The ACA also made significant advancements in the accessibility and cost of individual health care, guaranteeing that younger employees may remain on their parent’s plan until they become 26 and facilitating the discovery of reasonably priced private insurance for those with pre-existing medical issues. Contrary to the forecasts of some detractors, it is anticipated that the overall cost of healthcare would stay unchanged or even significantly decrease.
Requirement to Offer Minimum Essential Coverage
According to the ACA, businesses with 50 or more full-time equivalent employees must provide employees with health insurance that complies with minimal requirements. If they don’t, they could be penalized. These employer mandate requirements, sometimes known as the “employer mandate” or “the individual insurance mandate,” have been in force since 2015 and resumed in 2016.
The law also requires that small businesses, like large ones, cover their employees’ dependents (up to three children per household) and offer plans with certain benefits, including pediatric dental and vision care and prescription drugs. The ACA also prevents insurers from denying or limiting coverage based on an employee’s health status, and it allows small business groups to negotiate lower premiums than large groups because the rates are not based on pre-existing conditions.

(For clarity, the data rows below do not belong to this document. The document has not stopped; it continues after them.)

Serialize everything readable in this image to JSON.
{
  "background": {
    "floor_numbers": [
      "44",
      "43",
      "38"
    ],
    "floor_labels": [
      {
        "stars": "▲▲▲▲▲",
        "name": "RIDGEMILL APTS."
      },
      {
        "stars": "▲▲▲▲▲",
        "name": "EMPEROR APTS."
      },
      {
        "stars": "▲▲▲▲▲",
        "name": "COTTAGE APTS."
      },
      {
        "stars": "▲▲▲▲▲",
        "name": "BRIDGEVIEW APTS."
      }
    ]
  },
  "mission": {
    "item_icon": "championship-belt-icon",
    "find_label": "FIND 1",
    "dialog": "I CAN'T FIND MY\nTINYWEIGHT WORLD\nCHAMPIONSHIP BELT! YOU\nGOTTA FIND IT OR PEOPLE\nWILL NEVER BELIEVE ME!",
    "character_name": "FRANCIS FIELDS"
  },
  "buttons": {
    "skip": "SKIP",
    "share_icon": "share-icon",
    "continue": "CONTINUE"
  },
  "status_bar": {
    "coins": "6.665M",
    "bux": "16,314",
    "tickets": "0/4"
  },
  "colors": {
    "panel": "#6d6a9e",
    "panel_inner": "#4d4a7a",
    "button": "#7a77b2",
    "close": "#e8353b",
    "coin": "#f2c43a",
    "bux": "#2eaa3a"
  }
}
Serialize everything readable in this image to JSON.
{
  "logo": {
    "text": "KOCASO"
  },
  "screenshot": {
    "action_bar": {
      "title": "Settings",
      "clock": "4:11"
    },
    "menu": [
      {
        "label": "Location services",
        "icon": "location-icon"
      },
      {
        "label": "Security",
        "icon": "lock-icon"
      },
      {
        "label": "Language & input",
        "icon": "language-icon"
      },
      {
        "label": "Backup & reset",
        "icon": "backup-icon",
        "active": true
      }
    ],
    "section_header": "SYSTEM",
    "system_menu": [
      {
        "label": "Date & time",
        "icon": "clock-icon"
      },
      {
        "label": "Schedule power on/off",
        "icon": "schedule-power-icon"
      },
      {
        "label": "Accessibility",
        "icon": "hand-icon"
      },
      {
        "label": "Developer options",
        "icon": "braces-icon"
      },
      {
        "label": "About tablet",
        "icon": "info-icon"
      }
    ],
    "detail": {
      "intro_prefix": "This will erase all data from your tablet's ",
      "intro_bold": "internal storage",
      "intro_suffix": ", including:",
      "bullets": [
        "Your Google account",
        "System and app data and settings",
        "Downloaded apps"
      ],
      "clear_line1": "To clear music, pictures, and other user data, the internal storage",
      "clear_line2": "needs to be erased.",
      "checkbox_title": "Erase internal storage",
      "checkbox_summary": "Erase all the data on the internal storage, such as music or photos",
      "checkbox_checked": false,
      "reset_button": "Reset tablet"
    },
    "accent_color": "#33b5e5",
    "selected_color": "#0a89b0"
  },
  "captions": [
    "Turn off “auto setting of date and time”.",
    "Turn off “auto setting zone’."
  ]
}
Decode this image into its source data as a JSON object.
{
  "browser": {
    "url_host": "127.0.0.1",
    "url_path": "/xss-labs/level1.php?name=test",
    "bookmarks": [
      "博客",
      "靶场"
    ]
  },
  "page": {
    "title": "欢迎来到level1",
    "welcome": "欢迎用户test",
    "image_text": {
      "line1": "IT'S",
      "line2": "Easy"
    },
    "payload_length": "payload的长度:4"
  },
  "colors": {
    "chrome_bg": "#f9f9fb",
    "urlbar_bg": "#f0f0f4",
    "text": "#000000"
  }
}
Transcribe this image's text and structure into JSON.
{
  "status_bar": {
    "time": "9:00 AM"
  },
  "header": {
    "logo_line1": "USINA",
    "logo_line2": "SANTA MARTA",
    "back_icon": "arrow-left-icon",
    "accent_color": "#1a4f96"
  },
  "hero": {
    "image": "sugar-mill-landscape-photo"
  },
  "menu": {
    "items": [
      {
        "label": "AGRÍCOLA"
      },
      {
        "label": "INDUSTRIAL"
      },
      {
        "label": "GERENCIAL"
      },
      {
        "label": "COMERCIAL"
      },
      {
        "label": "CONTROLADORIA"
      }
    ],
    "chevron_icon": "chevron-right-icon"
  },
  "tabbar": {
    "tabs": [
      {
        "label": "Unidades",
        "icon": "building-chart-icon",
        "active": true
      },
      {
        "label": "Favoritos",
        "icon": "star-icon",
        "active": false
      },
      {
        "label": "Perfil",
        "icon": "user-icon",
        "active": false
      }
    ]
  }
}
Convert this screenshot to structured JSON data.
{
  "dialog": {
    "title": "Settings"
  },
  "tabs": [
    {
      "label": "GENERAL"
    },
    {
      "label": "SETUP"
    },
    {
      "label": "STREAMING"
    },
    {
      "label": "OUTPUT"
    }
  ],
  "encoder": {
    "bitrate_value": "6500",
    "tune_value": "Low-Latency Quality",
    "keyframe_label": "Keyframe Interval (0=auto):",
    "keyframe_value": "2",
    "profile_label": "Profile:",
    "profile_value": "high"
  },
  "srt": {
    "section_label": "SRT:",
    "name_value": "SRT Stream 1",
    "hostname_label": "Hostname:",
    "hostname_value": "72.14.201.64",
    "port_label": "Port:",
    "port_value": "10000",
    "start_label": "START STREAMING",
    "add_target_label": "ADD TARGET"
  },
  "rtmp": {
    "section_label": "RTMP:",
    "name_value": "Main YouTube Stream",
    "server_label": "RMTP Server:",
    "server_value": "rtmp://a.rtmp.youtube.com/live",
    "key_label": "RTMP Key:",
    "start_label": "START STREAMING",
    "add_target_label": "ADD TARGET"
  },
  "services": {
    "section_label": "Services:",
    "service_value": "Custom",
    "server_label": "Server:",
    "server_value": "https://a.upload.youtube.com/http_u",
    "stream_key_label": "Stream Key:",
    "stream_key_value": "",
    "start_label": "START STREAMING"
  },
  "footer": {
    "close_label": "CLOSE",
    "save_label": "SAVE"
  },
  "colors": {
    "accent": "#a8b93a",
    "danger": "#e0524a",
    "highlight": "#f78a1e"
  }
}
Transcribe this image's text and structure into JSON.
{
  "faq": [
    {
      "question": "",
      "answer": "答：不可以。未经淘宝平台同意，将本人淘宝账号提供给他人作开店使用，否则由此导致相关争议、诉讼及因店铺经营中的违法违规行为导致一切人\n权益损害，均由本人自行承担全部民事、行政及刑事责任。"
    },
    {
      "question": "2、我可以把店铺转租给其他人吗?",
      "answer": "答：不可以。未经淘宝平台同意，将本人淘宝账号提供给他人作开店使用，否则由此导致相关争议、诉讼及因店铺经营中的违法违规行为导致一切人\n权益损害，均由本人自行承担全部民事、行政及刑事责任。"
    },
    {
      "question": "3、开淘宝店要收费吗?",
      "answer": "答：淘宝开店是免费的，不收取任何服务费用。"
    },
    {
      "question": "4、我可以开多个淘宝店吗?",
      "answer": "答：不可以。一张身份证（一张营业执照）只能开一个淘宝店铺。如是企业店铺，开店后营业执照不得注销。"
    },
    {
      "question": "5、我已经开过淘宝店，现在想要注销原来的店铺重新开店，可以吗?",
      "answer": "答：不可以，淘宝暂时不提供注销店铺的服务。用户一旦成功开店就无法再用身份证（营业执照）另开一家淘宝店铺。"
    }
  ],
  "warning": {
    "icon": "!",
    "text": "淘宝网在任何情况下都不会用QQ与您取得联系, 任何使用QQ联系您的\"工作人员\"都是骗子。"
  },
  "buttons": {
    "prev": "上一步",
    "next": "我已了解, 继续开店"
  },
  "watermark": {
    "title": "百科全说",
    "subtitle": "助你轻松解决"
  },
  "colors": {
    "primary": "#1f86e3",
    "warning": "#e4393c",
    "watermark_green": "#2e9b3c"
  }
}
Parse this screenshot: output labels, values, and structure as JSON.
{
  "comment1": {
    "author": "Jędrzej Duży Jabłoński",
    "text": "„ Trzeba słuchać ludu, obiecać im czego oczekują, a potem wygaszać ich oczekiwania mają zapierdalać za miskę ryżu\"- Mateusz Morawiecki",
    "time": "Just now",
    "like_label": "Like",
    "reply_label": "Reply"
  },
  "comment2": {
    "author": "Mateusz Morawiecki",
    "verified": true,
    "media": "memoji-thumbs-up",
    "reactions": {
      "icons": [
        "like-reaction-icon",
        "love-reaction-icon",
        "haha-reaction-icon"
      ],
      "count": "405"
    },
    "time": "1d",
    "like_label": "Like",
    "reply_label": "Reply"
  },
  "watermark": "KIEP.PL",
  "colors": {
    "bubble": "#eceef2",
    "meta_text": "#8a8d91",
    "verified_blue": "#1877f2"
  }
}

To determine whether you are an applicable large employer, add the number of your full-time and part-time employees — counting only those who work a minimum of 30 hours per week — to get your total workforce. Then, subtract the number of your full-time workforce who receives government-sponsored health coverage or veteran’s affairs coverage from that total. If the result is less than 50, you are not an ALE and do not have to offer coverage. Regardless of the size of your workforce, however, you must report information about the coverage you provide to your employees and the IRS.
Requirement to Offer Minimum Value Coverage
The ACA requires large firms to offer health insurance that is either affordable or provides minimum value to their full-time employees (workers who work at least 30 hours per week). Employers that don’t meet these requirements could face an employer mandate penalty.
The IRS defines affordable coverage as costing less than 9.12% of an employee’s household income. This is based on some factors, including how much a plan costs and how much it covers medical expenses, prescription drugs, mental health and substance abuse treatment, and hospitalization.
Coverage must also provide minimum value by ensuring that at least 60% of the total expected cost of benefits is covered. This complex calculation considers various factors, including how a plan is structured and the extent to which it meets actuarial standards.
The ACA’s new rating rules should reduce small business premiums in most markets. These rules and exchanges are expected to promote transparency and competition in the small-group market, resulting in lower costs for small and large employers.
Despite some critics’ claims, the evidence doesn’t support the idea that the ACA will burden small businesses or discourage them from offering coverage. Data show that offer rates for small firms have remained stable or dropped only slightly post-ACA, following trends that predated the law. The ACA also helps small businesses control costs through market reforms, exchanges, and tax credits that can help their workers afford health coverage.